In my teen years, I handled life with my hands dipped in paint. I found joy in the blues and reds, found peace in knowing I was good at something, and for my own entertainment, it confused those who kept trying to put me in the preppy box. Yes, I behaved myself. Yes, I was quiet and most everyone assumed I was an A student and read a lot (I did read a lot). But the messy paint and my “unique” way of fashion had more than one person scratch their heads. “How do I complete this picture?”
My art teacher encouraged me to paint big. He recognized that I was more of a free spirit and didn’t accept bashful art. I didn’t either, and I flourished with giant flowers and portraits of whoever was brave enough to model for a bunch of teenagers.
No erupting pimple could dampen the thrill of art class.
On one occasion he made what I thought a strange observation. “Your watercolor…it looks great from far away, but it loses something up close.”
There it is again. Up close I’m not quite. Not quite what?
I worked on my art, studying the masters, taking the passion to college—polishing up a bit and producing better work—but there was always that messy quality.
Of course, it worked for Claude Monet—if you look at his paintings up close, they’re a little messy. A little unorganized, but step back a bit and…hang that on my wall, please, and on every wall in my house. His work is an overall collection of wow.
Do we all really need to be normal? As one of my reviewers said about Faith Seekers: “… is occasionally like free-form jazz” (which, after mulling over, left me in chuckles). What do I do with this free-form part of me?
Twenty years later, Jeff Goins answered that question.
“Maybe the best moments in our lives aren’t meant to be so cut and dried. Maybe the mess is beautiful.”
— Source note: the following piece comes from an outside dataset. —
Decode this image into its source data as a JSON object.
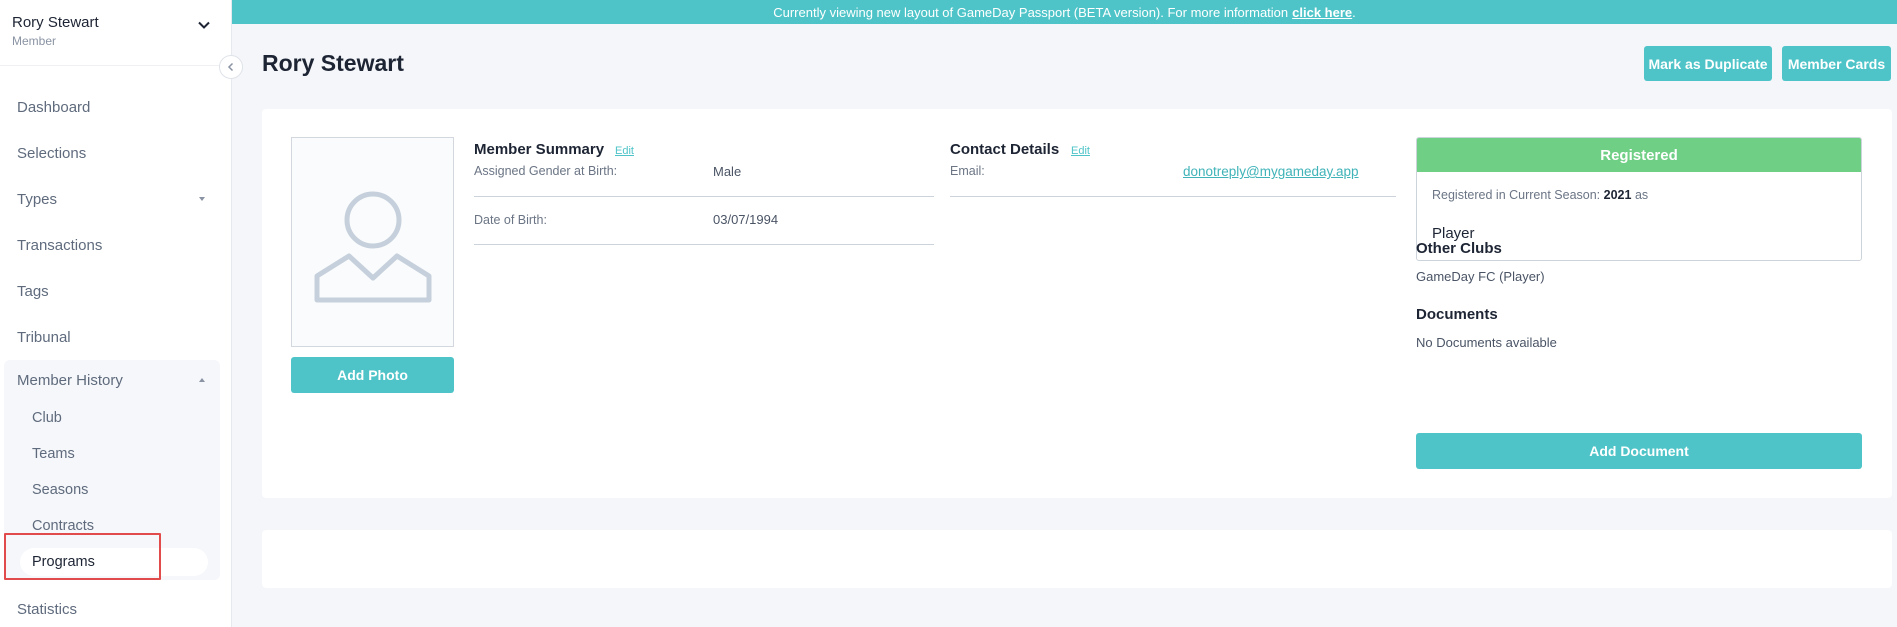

Is this how God sees us? He knows we can be messy, and up close we’re far from perfect. But we’re His art. Why do we fight so hard to be accepted as normal? God made us unique from the beginning, and He calls it wonderful.